Roughly 100 types of snakes slither around the United States, most of them nonvenomous and essentially harmless. However, there are 20 species of venomous snakes in the U.S.: 16 types of rattlesnakes, 2 types of coral snakes, and the cottonmouth (also known as “water moccasin”). Coral snakes have the most potent venom.
These cold-blooded creatures like to warm themselves in sunny places on sunny days. When it’s hot, they cool themselves in the shade. Their most active period is spring through early fall. They are nocturnal hunters, spending the day resting and sunning themselves.

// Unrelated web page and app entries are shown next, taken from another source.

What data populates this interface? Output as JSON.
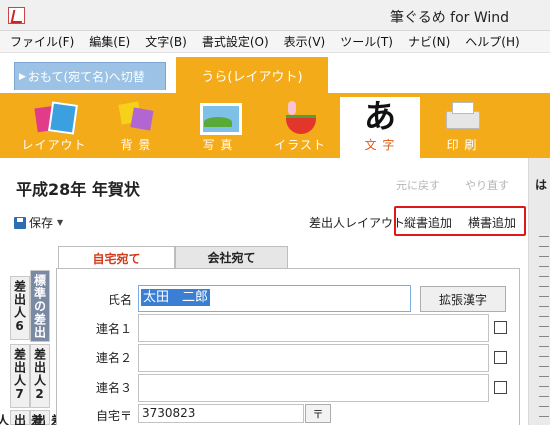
{
  "window": {
    "title": "筆ぐるめ for Wind"
  },
  "menu": [
    "ファイル(F)",
    "編集(E)",
    "文字(B)",
    "書式設定(O)",
    "表示(V)",
    "ツール(T)",
    "ナビ(N)",
    "ヘルプ(H)"
  ],
  "top_tabs": {
    "omote": "おもて(宛て名)へ切替",
    "omote_marker": "▶",
    "ura": "うら(レイアウト)"
  },
  "ribbon": [
    {
      "label": "レイアウト",
      "icon": "layout-icon"
    },
    {
      "label": "背 景",
      "icon": "background-icon"
    },
    {
      "label": "写 真",
      "icon": "photo-icon"
    },
    {
      "label": "イラスト",
      "icon": "illustration-icon"
    },
    {
      "label": "文 字",
      "icon": "text-icon",
      "glyph": "あ",
      "active": true
    },
    {
      "label": "印 刷",
      "icon": "printer-icon"
    }
  ],
  "panel": {
    "title": "平成28年 年賀状",
    "undo": "元に戻す",
    "redo": "やり直す",
    "save": "保存",
    "save_caret": "▼",
    "sender_layout": "差出人レイアウト",
    "add_vertical": "縦書追加",
    "add_horizontal": "横書追加",
    "right_strip_text": "は"
  },
  "subtabs": {
    "home": "自宅宛て",
    "company": "会社宛て"
  },
  "side_tabs": [
    "標準の差出",
    "差出人6",
    "差出人2",
    "差出人7",
    "差出人",
    "差出人"
  ],
  "form": {
    "name_label": "氏名",
    "name_value": "太田　二郎",
    "ext_kanji": "拡張漢字",
    "joint1_label": "連名１",
    "joint2_label": "連名２",
    "joint3_label": "連名３",
    "zip_label": "自宅〒",
    "zip_value": "3730823",
    "zip_button": "〒"
  },
  "colors": {
    "accent_orange": "#f4ab1a",
    "highlight_red": "#e01818",
    "omote_blue": "#9cc3e6"
  }
}
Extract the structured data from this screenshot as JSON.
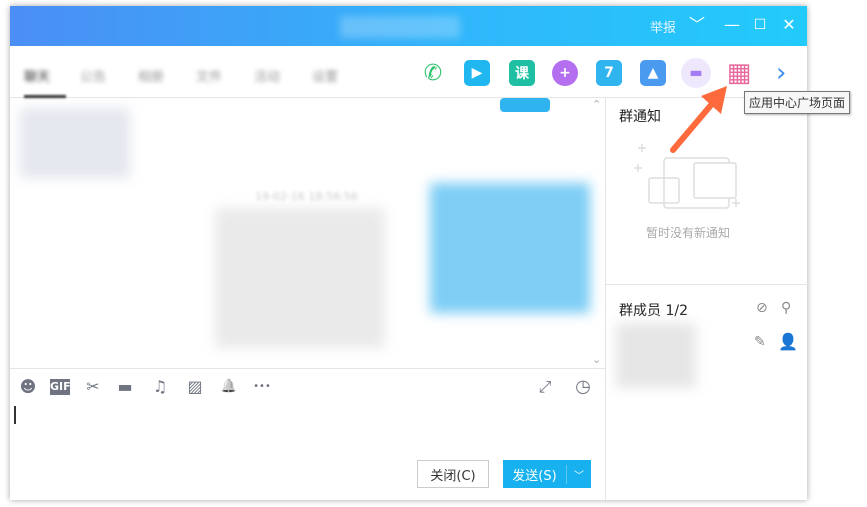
{
  "titlebar": {
    "report": "举报",
    "chevron": "﹀",
    "minimize": "—",
    "maximize": "☐",
    "close": "✕"
  },
  "tabs": [
    "聊天",
    "公告",
    "相册",
    "文件",
    "活动",
    "设置"
  ],
  "apps": [
    {
      "name": "phone-call",
      "glyph": "✆",
      "color": "#2bc46a"
    },
    {
      "name": "video-call",
      "glyph": "▶",
      "color": "#20b6f0"
    },
    {
      "name": "course",
      "glyph": "课",
      "color": "#1fbfa3"
    },
    {
      "name": "add-app",
      "glyph": "+",
      "color": "#b46ef0"
    },
    {
      "name": "calendar",
      "glyph": "7",
      "color": "#2fb4f0"
    },
    {
      "name": "photo",
      "glyph": "▲",
      "color": "#4a9af0"
    },
    {
      "name": "live",
      "glyph": "▬",
      "color": "#a57af5"
    },
    {
      "name": "app-center",
      "glyph": "▦",
      "color": "#e8679a"
    }
  ],
  "more_arrow": "›",
  "tooltip": "应用中心广场页面",
  "arrow_color": "#ff6a3d",
  "chat": {
    "timestamp": "19-02-16 18:56:56"
  },
  "notice": {
    "title": "群通知",
    "empty": "暂时没有新通知"
  },
  "members": {
    "title": "群成员 1/2"
  },
  "toolbar": {
    "emoji": "☻",
    "gif": "GIF",
    "cut": "✂",
    "folder": "▬",
    "music": "♫",
    "image": "▨",
    "bell": "🔔",
    "more": "•••",
    "expand": "⤢",
    "history": "◷"
  },
  "buttons": {
    "close": "关闭(C)",
    "send": "发送(S)",
    "send_menu": "﹀"
  }
}
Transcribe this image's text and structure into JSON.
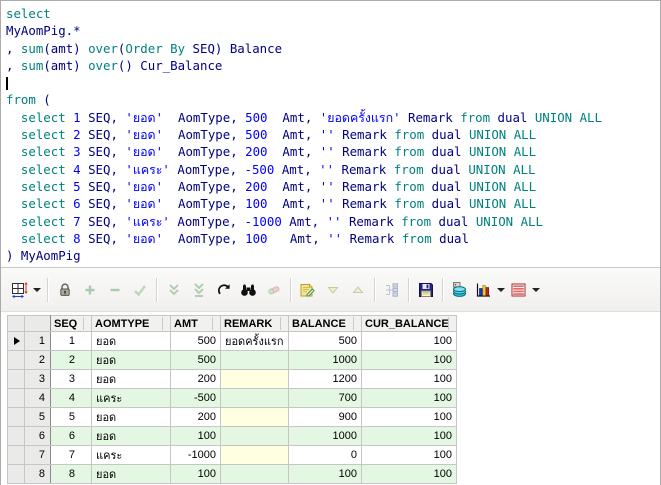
{
  "colors": {
    "keyword": "#008080",
    "identifier": "#000080",
    "literal": "#0000FF",
    "row_stripe": "#E3F7E3",
    "null_cell": "#FFFFE1",
    "grid_line": "#C6C6C6",
    "toolbar_bg": "#F1F0EE"
  },
  "editor": {
    "lines": [
      [
        [
          "k",
          "select"
        ]
      ],
      [
        [
          "i",
          "MyAomPig.*"
        ]
      ],
      [
        [
          "i",
          ", "
        ],
        [
          "k",
          "sum"
        ],
        [
          "i",
          "(amt) "
        ],
        [
          "k",
          "over"
        ],
        [
          "i",
          "("
        ],
        [
          "k",
          "Order By"
        ],
        [
          "i",
          " SEQ) Balance"
        ]
      ],
      [
        [
          "i",
          ", "
        ],
        [
          "k",
          "sum"
        ],
        [
          "i",
          "(amt) "
        ],
        [
          "k",
          "over"
        ],
        [
          "i",
          "() Cur_Balance"
        ]
      ],
      [
        [
          "c",
          ""
        ]
      ],
      [
        [
          "k",
          "from"
        ],
        [
          "i",
          " ("
        ]
      ],
      [
        [
          "i",
          "  "
        ],
        [
          "k",
          "select"
        ],
        [
          "i",
          " "
        ],
        [
          "n",
          "1"
        ],
        [
          "i",
          " SEQ, "
        ],
        [
          "s",
          "'ยอด'"
        ],
        [
          "i",
          "  AomType, "
        ],
        [
          "n",
          "500"
        ],
        [
          "i",
          "  Amt, "
        ],
        [
          "s",
          "'ยอดครั้งแรก'"
        ],
        [
          "i",
          " Remark "
        ],
        [
          "k",
          "from"
        ],
        [
          "i",
          " dual "
        ],
        [
          "k",
          "UNION ALL"
        ]
      ],
      [
        [
          "i",
          "  "
        ],
        [
          "k",
          "select"
        ],
        [
          "i",
          " "
        ],
        [
          "n",
          "2"
        ],
        [
          "i",
          " SEQ, "
        ],
        [
          "s",
          "'ยอด'"
        ],
        [
          "i",
          "  AomType, "
        ],
        [
          "n",
          "500"
        ],
        [
          "i",
          "  Amt, "
        ],
        [
          "s",
          "''"
        ],
        [
          "i",
          " Remark "
        ],
        [
          "k",
          "from"
        ],
        [
          "i",
          " dual "
        ],
        [
          "k",
          "UNION ALL"
        ]
      ],
      [
        [
          "i",
          "  "
        ],
        [
          "k",
          "select"
        ],
        [
          "i",
          " "
        ],
        [
          "n",
          "3"
        ],
        [
          "i",
          " SEQ, "
        ],
        [
          "s",
          "'ยอด'"
        ],
        [
          "i",
          "  AomType, "
        ],
        [
          "n",
          "200"
        ],
        [
          "i",
          "  Amt, "
        ],
        [
          "s",
          "''"
        ],
        [
          "i",
          " Remark "
        ],
        [
          "k",
          "from"
        ],
        [
          "i",
          " dual "
        ],
        [
          "k",
          "UNION ALL"
        ]
      ],
      [
        [
          "i",
          "  "
        ],
        [
          "k",
          "select"
        ],
        [
          "i",
          " "
        ],
        [
          "n",
          "4"
        ],
        [
          "i",
          " SEQ, "
        ],
        [
          "s",
          "'แคระ'"
        ],
        [
          "i",
          " AomType, "
        ],
        [
          "n",
          "-500"
        ],
        [
          "i",
          " Amt, "
        ],
        [
          "s",
          "''"
        ],
        [
          "i",
          " Remark "
        ],
        [
          "k",
          "from"
        ],
        [
          "i",
          " dual "
        ],
        [
          "k",
          "UNION ALL"
        ]
      ],
      [
        [
          "i",
          "  "
        ],
        [
          "k",
          "select"
        ],
        [
          "i",
          " "
        ],
        [
          "n",
          "5"
        ],
        [
          "i",
          " SEQ, "
        ],
        [
          "s",
          "'ยอด'"
        ],
        [
          "i",
          "  AomType, "
        ],
        [
          "n",
          "200"
        ],
        [
          "i",
          "  Amt, "
        ],
        [
          "s",
          "''"
        ],
        [
          "i",
          " Remark "
        ],
        [
          "k",
          "from"
        ],
        [
          "i",
          " dual "
        ],
        [
          "k",
          "UNION ALL"
        ]
      ],
      [
        [
          "i",
          "  "
        ],
        [
          "k",
          "select"
        ],
        [
          "i",
          " "
        ],
        [
          "n",
          "6"
        ],
        [
          "i",
          " SEQ, "
        ],
        [
          "s",
          "'ยอด'"
        ],
        [
          "i",
          "  AomType, "
        ],
        [
          "n",
          "100"
        ],
        [
          "i",
          "  Amt, "
        ],
        [
          "s",
          "''"
        ],
        [
          "i",
          " Remark "
        ],
        [
          "k",
          "from"
        ],
        [
          "i",
          " dual "
        ],
        [
          "k",
          "UNION ALL"
        ]
      ],
      [
        [
          "i",
          "  "
        ],
        [
          "k",
          "select"
        ],
        [
          "i",
          " "
        ],
        [
          "n",
          "7"
        ],
        [
          "i",
          " SEQ, "
        ],
        [
          "s",
          "'แคระ'"
        ],
        [
          "i",
          " AomType, "
        ],
        [
          "n",
          "-1000"
        ],
        [
          "i",
          " Amt, "
        ],
        [
          "s",
          "''"
        ],
        [
          "i",
          " Remark "
        ],
        [
          "k",
          "from"
        ],
        [
          "i",
          " dual "
        ],
        [
          "k",
          "UNION ALL"
        ]
      ],
      [
        [
          "i",
          "  "
        ],
        [
          "k",
          "select"
        ],
        [
          "i",
          " "
        ],
        [
          "n",
          "8"
        ],
        [
          "i",
          " SEQ, "
        ],
        [
          "s",
          "'ยอด'"
        ],
        [
          "i",
          "  AomType, "
        ],
        [
          "n",
          "100"
        ],
        [
          "i",
          "   Amt, "
        ],
        [
          "s",
          "''"
        ],
        [
          "i",
          " Remark "
        ],
        [
          "k",
          "from"
        ],
        [
          "i",
          " dual"
        ]
      ],
      [
        [
          "i",
          ") MyAomPig"
        ]
      ]
    ]
  },
  "toolbar": {
    "buttons": [
      {
        "name": "grid-options",
        "icon": "grid",
        "enabled": true,
        "dropdown": true
      },
      {
        "sep": true
      },
      {
        "name": "lock",
        "icon": "lock",
        "enabled": true
      },
      {
        "name": "insert-record",
        "icon": "plus",
        "enabled": false
      },
      {
        "name": "delete-record",
        "icon": "minus",
        "enabled": false
      },
      {
        "name": "post-edit",
        "icon": "check",
        "enabled": false
      },
      {
        "sep": true
      },
      {
        "name": "fetch-next-page",
        "icon": "chevrons-down",
        "enabled": false
      },
      {
        "name": "fetch-all",
        "icon": "chevrons-down-bar",
        "enabled": false
      },
      {
        "name": "refresh",
        "icon": "refresh",
        "enabled": true
      },
      {
        "name": "find",
        "icon": "binoculars",
        "enabled": true
      },
      {
        "name": "erase",
        "icon": "eraser",
        "enabled": false
      },
      {
        "sep": true
      },
      {
        "name": "export-data",
        "icon": "export",
        "enabled": true
      },
      {
        "name": "move-down",
        "icon": "triangle-down",
        "enabled": false
      },
      {
        "name": "move-up",
        "icon": "triangle-up",
        "enabled": false
      },
      {
        "sep": true
      },
      {
        "name": "group-records",
        "icon": "tree",
        "enabled": false
      },
      {
        "sep": true
      },
      {
        "name": "save",
        "icon": "save",
        "enabled": true
      },
      {
        "sep": true
      },
      {
        "name": "dataset",
        "icon": "database",
        "enabled": true
      },
      {
        "name": "chart",
        "icon": "chart",
        "enabled": true,
        "dropdown": true
      },
      {
        "name": "pivot-grid",
        "icon": "red-table",
        "enabled": true,
        "dropdown": true
      }
    ]
  },
  "grid": {
    "columns": [
      {
        "key": "seq",
        "label": "SEQ",
        "align": "right"
      },
      {
        "key": "aomtype",
        "label": "AOMTYPE",
        "align": "left"
      },
      {
        "key": "amt",
        "label": "AMT",
        "align": "right"
      },
      {
        "key": "remark",
        "label": "REMARK",
        "align": "left"
      },
      {
        "key": "balance",
        "label": "BALANCE",
        "align": "right"
      },
      {
        "key": "cur_balance",
        "label": "CUR_BALANCE",
        "align": "right"
      }
    ],
    "rows": [
      {
        "row": "1",
        "selected": true,
        "seq": "1",
        "aomtype": "ยอด",
        "amt": "500",
        "remark": "ยอดครั้งแรก",
        "balance": "500",
        "cur_balance": "100"
      },
      {
        "row": "2",
        "selected": false,
        "seq": "2",
        "aomtype": "ยอด",
        "amt": "500",
        "remark": "",
        "balance": "1000",
        "cur_balance": "100"
      },
      {
        "row": "3",
        "selected": false,
        "seq": "3",
        "aomtype": "ยอด",
        "amt": "200",
        "remark": "",
        "balance": "1200",
        "cur_balance": "100"
      },
      {
        "row": "4",
        "selected": false,
        "seq": "4",
        "aomtype": "แคระ",
        "amt": "-500",
        "remark": "",
        "balance": "700",
        "cur_balance": "100"
      },
      {
        "row": "5",
        "selected": false,
        "seq": "5",
        "aomtype": "ยอด",
        "amt": "200",
        "remark": "",
        "balance": "900",
        "cur_balance": "100"
      },
      {
        "row": "6",
        "selected": false,
        "seq": "6",
        "aomtype": "ยอด",
        "amt": "100",
        "remark": "",
        "balance": "1000",
        "cur_balance": "100"
      },
      {
        "row": "7",
        "selected": false,
        "seq": "7",
        "aomtype": "แคระ",
        "amt": "-1000",
        "remark": "",
        "balance": "0",
        "cur_balance": "100"
      },
      {
        "row": "8",
        "selected": false,
        "seq": "8",
        "aomtype": "ยอด",
        "amt": "100",
        "remark": "",
        "balance": "100",
        "cur_balance": "100"
      }
    ]
  }
}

Depending on the type of snake, they eat small rodents, birds, fish, frogs and insects.
If you come across a snake, knowing what type it is can be a potential lifesaver should you get bitten. Informing medical professionals about the snake that struck you helps them quickly administer the proper treatment.
Rattlesnakes are common all over the continental United States, especially in the Southwest. They’re between 1 and 8 feet long, with bulky bodies and catlike pupils with no eyelids. Their heads are triangular, wide at the neck, and they have a pit between their eyes and nostrils (a distinguishing feature of a pit viper). They can be brown, gray, rust, yellow, cream, beige and of various patterns.
The most distinguishing rattlesnake feature is the rattle at the end of their tails, but know that rattles sometimes fall off.
Also known as water moccasins, these reptiles live in the southeastern United States, including eastern Texas. They can be up to 4 feet long and have large, triangular heads with pits between their eyes and nostrils (they are a type of pit viper, like rattlensnakes). Their bulky bodies taper to a narrow tail and are dark brown or dull black with lighter banding. When a cottonmouth opens its mouth in aggression, the sticky “spit” looks as if it just woke up after a bender and needs a Big Gulp.
These are the most lethal snakes in the U.S. but look an awful lot like the less dangerous scarlet king snake. Keep this rhyme in mind:
Red touch yellow—kill a fellow
Red touch black—venom lack
What to Do?
Regardless of the type of snake you encounter on the trail, your actions should be the same.
- Leave the snake alone
- Give it a wide berth.
- Back away calmly as quickly and quietly as you can.
- Stick your hands in crevices
- Sit on logs or craggy rocks without looking around them and inside.
- Step over a long into a shady, possible snake-napping spot.
- Provoke the snake in any way.